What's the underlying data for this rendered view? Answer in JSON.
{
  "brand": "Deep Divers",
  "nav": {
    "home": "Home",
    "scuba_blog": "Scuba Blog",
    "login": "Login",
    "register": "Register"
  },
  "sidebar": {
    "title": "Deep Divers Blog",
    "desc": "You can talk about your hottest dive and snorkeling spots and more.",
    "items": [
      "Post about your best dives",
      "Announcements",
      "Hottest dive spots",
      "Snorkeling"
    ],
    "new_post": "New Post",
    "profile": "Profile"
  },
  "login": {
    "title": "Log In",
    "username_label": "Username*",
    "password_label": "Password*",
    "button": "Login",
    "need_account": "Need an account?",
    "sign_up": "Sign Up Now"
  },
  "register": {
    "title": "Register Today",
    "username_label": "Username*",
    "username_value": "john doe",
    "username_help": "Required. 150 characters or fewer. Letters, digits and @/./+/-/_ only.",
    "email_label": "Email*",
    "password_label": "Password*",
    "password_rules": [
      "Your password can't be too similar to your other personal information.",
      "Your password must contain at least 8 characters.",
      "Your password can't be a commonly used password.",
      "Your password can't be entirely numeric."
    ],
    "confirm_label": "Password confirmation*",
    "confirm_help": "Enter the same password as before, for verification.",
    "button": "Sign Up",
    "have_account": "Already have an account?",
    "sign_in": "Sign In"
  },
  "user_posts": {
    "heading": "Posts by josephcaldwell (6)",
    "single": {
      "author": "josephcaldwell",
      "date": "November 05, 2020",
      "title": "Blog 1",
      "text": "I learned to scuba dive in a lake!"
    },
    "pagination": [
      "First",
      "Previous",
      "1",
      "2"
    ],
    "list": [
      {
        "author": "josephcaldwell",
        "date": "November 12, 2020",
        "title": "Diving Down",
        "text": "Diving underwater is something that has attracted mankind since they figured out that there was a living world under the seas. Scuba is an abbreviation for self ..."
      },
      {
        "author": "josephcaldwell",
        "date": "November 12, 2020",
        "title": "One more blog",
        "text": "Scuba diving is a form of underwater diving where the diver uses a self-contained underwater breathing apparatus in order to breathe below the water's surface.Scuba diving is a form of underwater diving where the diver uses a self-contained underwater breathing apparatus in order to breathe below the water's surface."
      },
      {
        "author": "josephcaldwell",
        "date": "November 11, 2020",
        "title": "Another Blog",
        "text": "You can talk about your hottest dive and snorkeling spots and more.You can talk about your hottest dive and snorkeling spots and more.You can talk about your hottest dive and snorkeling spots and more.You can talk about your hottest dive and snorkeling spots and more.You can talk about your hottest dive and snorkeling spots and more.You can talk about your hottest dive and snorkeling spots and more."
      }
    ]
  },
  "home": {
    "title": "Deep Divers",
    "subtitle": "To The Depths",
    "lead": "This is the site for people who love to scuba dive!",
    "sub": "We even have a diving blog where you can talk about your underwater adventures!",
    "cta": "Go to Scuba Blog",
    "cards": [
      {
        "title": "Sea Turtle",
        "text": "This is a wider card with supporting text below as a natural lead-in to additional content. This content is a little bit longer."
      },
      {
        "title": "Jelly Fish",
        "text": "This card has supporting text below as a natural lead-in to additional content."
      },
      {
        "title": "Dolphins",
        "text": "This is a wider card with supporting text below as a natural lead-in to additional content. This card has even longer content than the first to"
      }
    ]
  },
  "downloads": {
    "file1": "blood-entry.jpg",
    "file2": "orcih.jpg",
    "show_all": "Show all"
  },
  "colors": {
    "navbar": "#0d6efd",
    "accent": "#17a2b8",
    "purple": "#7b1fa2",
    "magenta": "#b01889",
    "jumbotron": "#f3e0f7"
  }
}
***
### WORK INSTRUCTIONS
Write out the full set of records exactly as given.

### EXPECTED ANSWER
What's the underlying data for this rendered view? Answer in JSON.
{
  "brand": "Deep Divers",
  "nav": {
    "home": "Home",
    "scuba_blog": "Scuba Blog",
    "login": "Login",
    "register": "Register"
  },
  "sidebar": {
    "title": "Deep Divers Blog",
    "desc": "You can talk about your hottest dive and snorkeling spots and more.",
    "items": [
      "Post about your best dives",
      "Announcements",
      "Hottest dive spots",
      "Snorkeling"
    ],
    "new_post": "New Post",
    "profile": "Profile"
  },
  "login": {
    "title": "Log In",
    "username_label": "Username*",
    "password_label": "Password*",
    "button": "Login",
    "need_account": "Need an account?",
    "sign_up": "Sign Up Now"
  },
  "register": {
    "title": "Register Today",
    "username_label": "Username*",
    "username_value": "john doe",
    "username_help": "Required. 150 characters or fewer. Letters, digits and @/./+/-/_ only.",
    "email_label": "Email*",
    "password_label": "Password*",
    "password_rules": [
      "Your password can't be too similar to your other personal information.",
      "Your password must contain at least 8 characters.",
      "Your password can't be a commonly used password.",
      "Your password can't be entirely numeric."
    ],
    "confirm_label": "Password confirmation*",
    "confirm_help": "Enter the same password as before, for verification.",
    "button": "Sign Up",
    "have_account": "Already have an account?",
    "sign_in": "Sign In"
  },
  "user_posts": {
    "heading": "Posts by josephcaldwell (6)",
    "single": {
      "author": "josephcaldwell",
      "date": "November 05, 2020",
      "title": "Blog 1",
      "text": "I learned to scuba dive in a lake!"
    },
    "pagination": [
      "First",
      "Previous",
      "1",
      "2"
    ],
    "list": [
      {
        "author": "josephcaldwell",
        "date": "November 12, 2020",
        "title": "Diving Down",
        "text": "Diving underwater is something that has attracted mankind since they figured out that there was a living world under the seas. Scuba is an abbreviation for self ..."
      },
      {
        "author": "josephcaldwell",
        "date": "November 12, 2020",
        "title": "One more blog",
        "text": "Scuba diving is a form of underwater diving where the diver uses a self-contained underwater breathing apparatus in order to breathe below the water's surface.Scuba diving is a form of underwater diving where the diver uses a self-contained underwater breathing apparatus in order to breathe below the water's surface."
      },
      {
        "author": "josephcaldwell",
        "date": "November 11, 2020",
        "title": "Another Blog",
        "text": "You can talk about your hottest dive and snorkeling spots and more.You can talk about your hottest dive and snorkeling spots and more.You can talk about your hottest dive and snorkeling spots and more.You can talk about your hottest dive and snorkeling spots and more.You can talk about your hottest dive and snorkeling spots and more.You can talk about your hottest dive and snorkeling spots and more."
      }
    ]
  },
  "home": {
    "title": "Deep Divers",
    "subtitle": "To The Depths",
    "lead": "This is the site for people who love to scuba dive!",
    "sub": "We even have a diving blog where you can talk about your underwater adventures!",
    "cta": "Go to Scuba Blog",
    "cards": [
      {
        "title": "Sea Turtle",
        "text": "This is a wider card with supporting text below as a natural lead-in to additional content. This content is a little bit longer."
      },
      {
        "title": "Jelly Fish",
        "text": "This card has supporting text below as a natural lead-in to additional content."
      },
      {
        "title": "Dolphins",
        "text": "This is a wider card with supporting text below as a natural lead-in to additional content. This card has even longer content than the first to"
      }
    ]
  },
  "downloads": {
    "file1": "blood-entry.jpg",
    "file2": "orcih.jpg",
    "show_all": "Show all"
  },
  "colors": {
    "navbar": "#0d6efd",
    "accent": "#17a2b8",
    "purple": "#7b1fa2",
    "magenta": "#b01889",
    "jumbotron": "#f3e0f7"
  }
}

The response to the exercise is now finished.